▸ **AIM OF THE EXERCISE**
Quote all of the data that follows exactly as written, skipping the images.

== Segment start ==

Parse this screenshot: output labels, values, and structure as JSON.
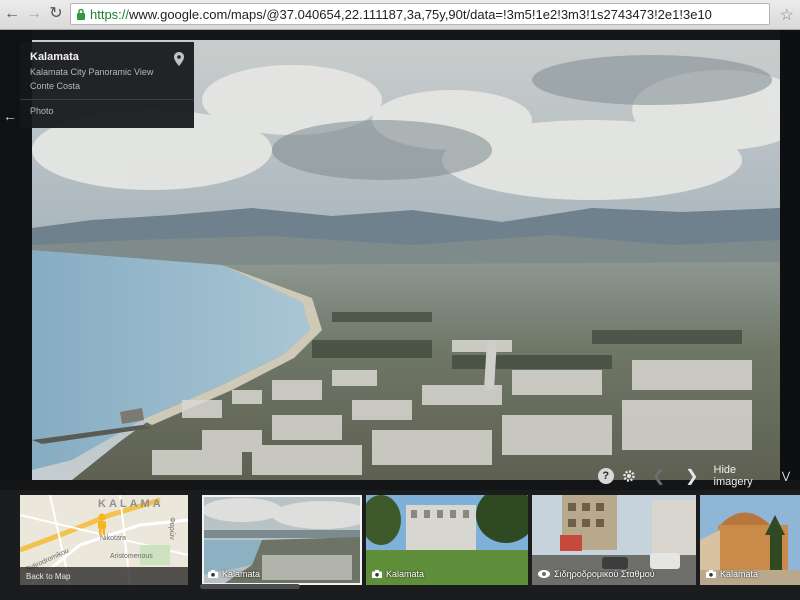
{
  "browser": {
    "url_scheme": "https://",
    "url_host": "www.google.com",
    "url_path": "/maps/@37.040654,22.111187,3a,75y,90t/data=!3m5!1e2!3m3!1s2743473!2e1!3e10"
  },
  "info_card": {
    "title": "Kalamata",
    "subtitle": "Kalamata City Panoramic View",
    "author": "Conte Costa",
    "type": "Photo"
  },
  "controls": {
    "help": "?",
    "hide_imagery": "Hide imagery"
  },
  "filmstrip": {
    "map_back_label": "Back to Map",
    "map_texts": [
      "KALAMA",
      "Nikotara",
      "Φαρών",
      "Aristomenous",
      "Sidirodromikou"
    ],
    "thumbs": [
      {
        "label": "Kalamata",
        "icon": "camera-icon"
      },
      {
        "label": "Kalamata",
        "icon": "camera-icon"
      },
      {
        "label": "Σιδηροδρομικού Σταθμού",
        "icon": "street-view-icon"
      },
      {
        "label": "Kalamata",
        "icon": "camera-icon"
      }
    ]
  },
  "colors": {
    "url_scheme_green": "#1a7f2e",
    "panel_dark": "#16171a",
    "sea": "#8fb3c6"
  }
}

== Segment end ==

▸ **ANSWER TO THIS TASK**
Parse this screenshot: output labels, values, and structure as JSON.
{
  "browser": {
    "url_scheme": "https://",
    "url_host": "www.google.com",
    "url_path": "/maps/@37.040654,22.111187,3a,75y,90t/data=!3m5!1e2!3m3!1s2743473!2e1!3e10"
  },
  "info_card": {
    "title": "Kalamata",
    "subtitle": "Kalamata City Panoramic View",
    "author": "Conte Costa",
    "type": "Photo"
  },
  "controls": {
    "help": "?",
    "hide_imagery": "Hide imagery"
  },
  "filmstrip": {
    "map_back_label": "Back to Map",
    "map_texts": [
      "KALAMA",
      "Nikotara",
      "Φαρών",
      "Aristomenous",
      "Sidirodromikou"
    ],
    "thumbs": [
      {
        "label": "Kalamata",
        "icon": "camera-icon"
      },
      {
        "label": "Kalamata",
        "icon": "camera-icon"
      },
      {
        "label": "Σιδηροδρομικού Σταθμού",
        "icon": "street-view-icon"
      },
      {
        "label": "Kalamata",
        "icon": "camera-icon"
      }
    ]
  },
  "colors": {
    "url_scheme_green": "#1a7f2e",
    "panel_dark": "#16171a",
    "sea": "#8fb3c6"
  }
}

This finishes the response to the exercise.